* Supplied data
......
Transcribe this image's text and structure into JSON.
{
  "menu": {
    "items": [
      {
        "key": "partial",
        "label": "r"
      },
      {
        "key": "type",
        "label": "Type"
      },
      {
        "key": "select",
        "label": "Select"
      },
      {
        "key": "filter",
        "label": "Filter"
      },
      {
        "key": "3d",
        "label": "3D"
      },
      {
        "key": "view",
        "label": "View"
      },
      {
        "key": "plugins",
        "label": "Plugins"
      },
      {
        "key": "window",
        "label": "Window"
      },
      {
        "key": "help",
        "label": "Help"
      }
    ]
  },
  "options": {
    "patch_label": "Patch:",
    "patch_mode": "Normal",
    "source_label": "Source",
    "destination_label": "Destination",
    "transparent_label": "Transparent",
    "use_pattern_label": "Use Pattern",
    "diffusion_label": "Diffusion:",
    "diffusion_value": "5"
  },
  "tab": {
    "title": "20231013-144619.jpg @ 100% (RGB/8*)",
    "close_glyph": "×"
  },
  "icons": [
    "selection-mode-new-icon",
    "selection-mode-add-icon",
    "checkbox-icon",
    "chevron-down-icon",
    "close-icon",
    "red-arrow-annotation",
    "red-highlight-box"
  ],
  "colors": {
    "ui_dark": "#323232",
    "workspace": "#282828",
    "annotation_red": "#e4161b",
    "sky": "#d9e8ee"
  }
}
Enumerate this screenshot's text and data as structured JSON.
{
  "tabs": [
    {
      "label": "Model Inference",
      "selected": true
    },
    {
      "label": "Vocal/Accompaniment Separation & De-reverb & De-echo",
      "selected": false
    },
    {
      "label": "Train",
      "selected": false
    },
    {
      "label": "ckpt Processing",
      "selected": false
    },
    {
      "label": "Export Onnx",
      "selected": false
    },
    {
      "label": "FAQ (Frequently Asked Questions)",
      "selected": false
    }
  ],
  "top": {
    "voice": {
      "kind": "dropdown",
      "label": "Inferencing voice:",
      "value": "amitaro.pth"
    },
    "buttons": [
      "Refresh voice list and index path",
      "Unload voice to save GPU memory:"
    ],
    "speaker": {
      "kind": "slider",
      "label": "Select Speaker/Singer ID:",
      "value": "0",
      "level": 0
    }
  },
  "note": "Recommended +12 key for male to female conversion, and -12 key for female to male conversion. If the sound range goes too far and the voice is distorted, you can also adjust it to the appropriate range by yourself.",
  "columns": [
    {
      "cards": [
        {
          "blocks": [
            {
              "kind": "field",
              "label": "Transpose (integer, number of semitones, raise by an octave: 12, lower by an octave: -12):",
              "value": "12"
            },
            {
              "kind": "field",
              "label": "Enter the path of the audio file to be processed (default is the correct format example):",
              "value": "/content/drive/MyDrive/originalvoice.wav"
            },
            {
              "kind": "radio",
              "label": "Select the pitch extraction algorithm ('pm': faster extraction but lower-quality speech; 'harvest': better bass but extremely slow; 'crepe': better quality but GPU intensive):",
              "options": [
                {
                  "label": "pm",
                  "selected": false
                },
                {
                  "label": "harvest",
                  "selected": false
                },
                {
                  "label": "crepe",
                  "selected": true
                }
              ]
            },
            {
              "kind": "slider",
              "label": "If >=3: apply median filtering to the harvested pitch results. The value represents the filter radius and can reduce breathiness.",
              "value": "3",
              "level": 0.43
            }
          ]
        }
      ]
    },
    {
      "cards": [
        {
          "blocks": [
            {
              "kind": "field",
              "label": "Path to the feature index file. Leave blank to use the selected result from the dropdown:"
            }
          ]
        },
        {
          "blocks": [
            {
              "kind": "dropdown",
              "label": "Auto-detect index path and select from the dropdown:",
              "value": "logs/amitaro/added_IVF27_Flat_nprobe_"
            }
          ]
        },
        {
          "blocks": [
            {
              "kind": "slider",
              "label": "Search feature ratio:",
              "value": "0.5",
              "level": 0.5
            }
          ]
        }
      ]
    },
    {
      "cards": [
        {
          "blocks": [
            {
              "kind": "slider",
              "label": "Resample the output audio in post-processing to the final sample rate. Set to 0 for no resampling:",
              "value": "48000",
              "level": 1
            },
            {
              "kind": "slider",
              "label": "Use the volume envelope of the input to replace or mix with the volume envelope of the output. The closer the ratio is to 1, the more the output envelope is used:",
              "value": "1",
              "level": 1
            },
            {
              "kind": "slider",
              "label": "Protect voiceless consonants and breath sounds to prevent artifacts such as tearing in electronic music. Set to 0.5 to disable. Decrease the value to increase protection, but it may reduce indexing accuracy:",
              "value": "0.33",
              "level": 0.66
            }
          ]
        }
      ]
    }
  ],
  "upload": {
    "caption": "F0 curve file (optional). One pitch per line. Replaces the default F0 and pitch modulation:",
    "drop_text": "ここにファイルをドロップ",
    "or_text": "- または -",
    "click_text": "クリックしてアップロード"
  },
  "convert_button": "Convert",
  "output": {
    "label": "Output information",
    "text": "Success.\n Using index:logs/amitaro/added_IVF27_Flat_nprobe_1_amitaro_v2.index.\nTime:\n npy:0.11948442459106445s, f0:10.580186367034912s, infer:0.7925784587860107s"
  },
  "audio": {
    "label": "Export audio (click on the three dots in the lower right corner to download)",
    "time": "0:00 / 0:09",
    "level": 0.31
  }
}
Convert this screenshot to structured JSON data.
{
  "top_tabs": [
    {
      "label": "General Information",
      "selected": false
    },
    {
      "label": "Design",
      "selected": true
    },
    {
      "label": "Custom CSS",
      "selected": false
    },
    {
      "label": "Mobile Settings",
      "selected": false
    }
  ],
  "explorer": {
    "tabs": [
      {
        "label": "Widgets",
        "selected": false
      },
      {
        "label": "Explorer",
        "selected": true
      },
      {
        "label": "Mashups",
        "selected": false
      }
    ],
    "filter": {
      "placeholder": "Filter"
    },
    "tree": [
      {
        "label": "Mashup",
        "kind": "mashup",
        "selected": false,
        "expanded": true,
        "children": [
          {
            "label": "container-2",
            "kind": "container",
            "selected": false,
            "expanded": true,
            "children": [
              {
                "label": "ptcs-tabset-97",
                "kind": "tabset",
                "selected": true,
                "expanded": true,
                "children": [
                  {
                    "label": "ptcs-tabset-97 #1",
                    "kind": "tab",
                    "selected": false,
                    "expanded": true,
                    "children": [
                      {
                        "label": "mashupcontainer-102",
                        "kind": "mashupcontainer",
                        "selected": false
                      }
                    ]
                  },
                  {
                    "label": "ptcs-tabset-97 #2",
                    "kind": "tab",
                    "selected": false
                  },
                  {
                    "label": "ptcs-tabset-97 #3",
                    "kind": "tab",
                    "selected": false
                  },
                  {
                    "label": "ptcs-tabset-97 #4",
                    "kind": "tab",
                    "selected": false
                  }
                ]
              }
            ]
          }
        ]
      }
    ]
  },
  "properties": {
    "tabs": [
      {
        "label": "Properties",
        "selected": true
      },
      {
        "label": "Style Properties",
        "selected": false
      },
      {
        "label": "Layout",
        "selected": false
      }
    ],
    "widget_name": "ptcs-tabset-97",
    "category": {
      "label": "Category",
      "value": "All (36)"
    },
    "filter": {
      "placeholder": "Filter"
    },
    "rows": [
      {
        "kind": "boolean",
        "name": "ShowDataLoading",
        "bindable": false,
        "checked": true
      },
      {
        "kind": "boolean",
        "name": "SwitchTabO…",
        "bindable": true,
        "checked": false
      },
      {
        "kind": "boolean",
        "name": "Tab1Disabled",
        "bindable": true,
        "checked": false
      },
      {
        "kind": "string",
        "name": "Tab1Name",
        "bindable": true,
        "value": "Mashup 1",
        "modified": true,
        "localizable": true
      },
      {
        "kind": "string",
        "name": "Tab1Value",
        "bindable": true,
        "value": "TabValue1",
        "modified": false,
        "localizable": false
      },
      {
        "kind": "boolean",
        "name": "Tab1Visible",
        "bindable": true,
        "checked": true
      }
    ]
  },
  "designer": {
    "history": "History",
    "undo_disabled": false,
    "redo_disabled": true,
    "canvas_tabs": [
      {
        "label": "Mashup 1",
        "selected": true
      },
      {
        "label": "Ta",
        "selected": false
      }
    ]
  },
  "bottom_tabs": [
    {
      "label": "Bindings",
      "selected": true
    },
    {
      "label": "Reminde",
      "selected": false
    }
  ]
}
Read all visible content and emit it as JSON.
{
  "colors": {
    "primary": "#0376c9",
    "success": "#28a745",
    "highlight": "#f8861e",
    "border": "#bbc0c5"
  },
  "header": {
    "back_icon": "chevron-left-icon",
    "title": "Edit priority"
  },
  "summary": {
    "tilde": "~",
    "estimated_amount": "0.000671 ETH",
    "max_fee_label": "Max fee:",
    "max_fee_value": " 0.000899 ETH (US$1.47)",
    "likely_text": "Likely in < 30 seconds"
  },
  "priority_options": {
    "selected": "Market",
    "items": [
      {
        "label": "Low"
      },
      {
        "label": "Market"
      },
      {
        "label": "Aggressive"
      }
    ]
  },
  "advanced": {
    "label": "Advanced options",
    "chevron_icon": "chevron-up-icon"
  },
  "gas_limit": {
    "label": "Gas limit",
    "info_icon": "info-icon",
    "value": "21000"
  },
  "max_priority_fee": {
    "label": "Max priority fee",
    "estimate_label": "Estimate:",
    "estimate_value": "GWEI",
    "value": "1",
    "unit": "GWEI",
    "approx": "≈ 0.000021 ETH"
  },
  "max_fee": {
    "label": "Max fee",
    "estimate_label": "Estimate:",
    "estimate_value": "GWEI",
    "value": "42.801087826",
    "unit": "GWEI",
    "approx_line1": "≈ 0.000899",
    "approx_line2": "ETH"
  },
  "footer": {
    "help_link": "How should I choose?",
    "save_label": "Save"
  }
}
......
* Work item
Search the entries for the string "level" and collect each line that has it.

* Task response
      "level": 0
              "level": 0.43
              "level": 0.5
              "level": 1
              "level": 1
              "level": 0.66
    "level": 0.31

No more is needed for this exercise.